-- Your objective --
From the records below, copy each line that has the word "note" in it.

Segment Open

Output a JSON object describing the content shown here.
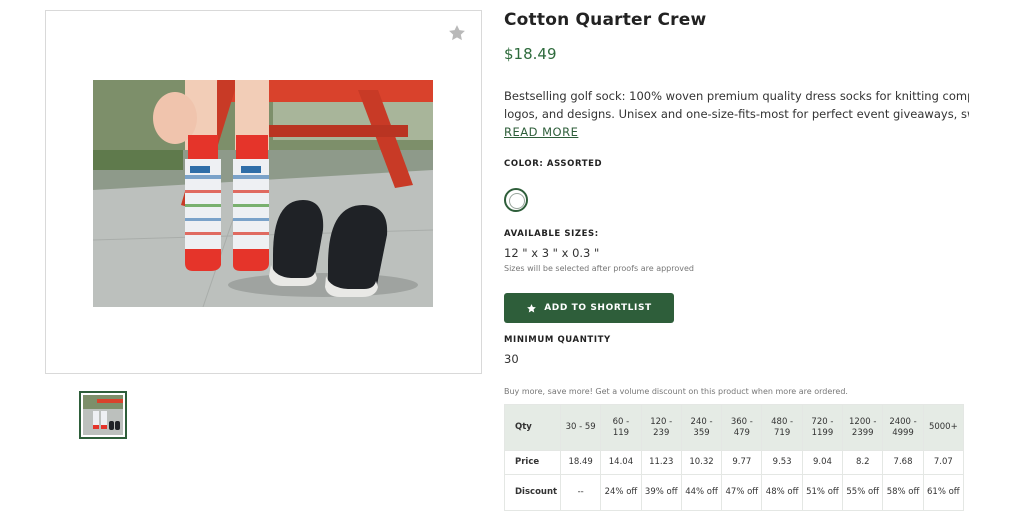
{
  "product": {
    "title": "Cotton Quarter Crew",
    "price": "$18.49",
    "description_line1": "Bestselling golf sock: 100% woven premium quality dress socks for knitting complex",
    "description_line2": "logos, and designs. Unisex and one-size-fits-most for perfect event giveaways, swa...",
    "read_more": "READ MORE"
  },
  "color": {
    "label": "COLOR: ASSORTED"
  },
  "sizes": {
    "label": "AVAILABLE SIZES:",
    "value": "12 \" x 3 \" x 0.3 \"",
    "note": "Sizes will be selected after proofs are approved"
  },
  "actions": {
    "shortlist_label": "ADD TO SHORTLIST"
  },
  "minimum": {
    "label": "MINIMUM QUANTITY",
    "value": "30"
  },
  "pricing": {
    "note": "Buy more, save more! Get a volume discount on this product when more are ordered.",
    "qty_label": "Qty",
    "price_label": "Price",
    "discount_label": "Discount",
    "tiers": [
      {
        "qty": "30 - 59",
        "price": "18.49",
        "discount": "--"
      },
      {
        "qty": "60 - 119",
        "price": "14.04",
        "discount": "24% off"
      },
      {
        "qty": "120 - 239",
        "price": "11.23",
        "discount": "39% off"
      },
      {
        "qty": "240 - 359",
        "price": "10.32",
        "discount": "44% off"
      },
      {
        "qty": "360 - 479",
        "price": "9.77",
        "discount": "47% off"
      },
      {
        "qty": "480 - 719",
        "price": "9.53",
        "discount": "48% off"
      },
      {
        "qty": "720 - 1199",
        "price": "9.04",
        "discount": "51% off"
      },
      {
        "qty": "1200 - 2399",
        "price": "8.2",
        "discount": "55% off"
      },
      {
        "qty": "2400 - 4999",
        "price": "7.68",
        "discount": "58% off"
      },
      {
        "qty": "5000+",
        "price": "7.07",
        "discount": "61% off"
      }
    ]
  },
  "icons": {
    "favorite": "star-icon",
    "shortlist": "star-icon"
  },
  "colors": {
    "brand_green": "#2e5e3a",
    "price_green": "#2e6b3c",
    "table_header_bg": "#e5ebe5"
  }
}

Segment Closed

-- Your response --
    "note": "Sizes will be selected after proofs are approved"
    "note": "Buy more, save more! Get a volume discount on this product when more are ordered.",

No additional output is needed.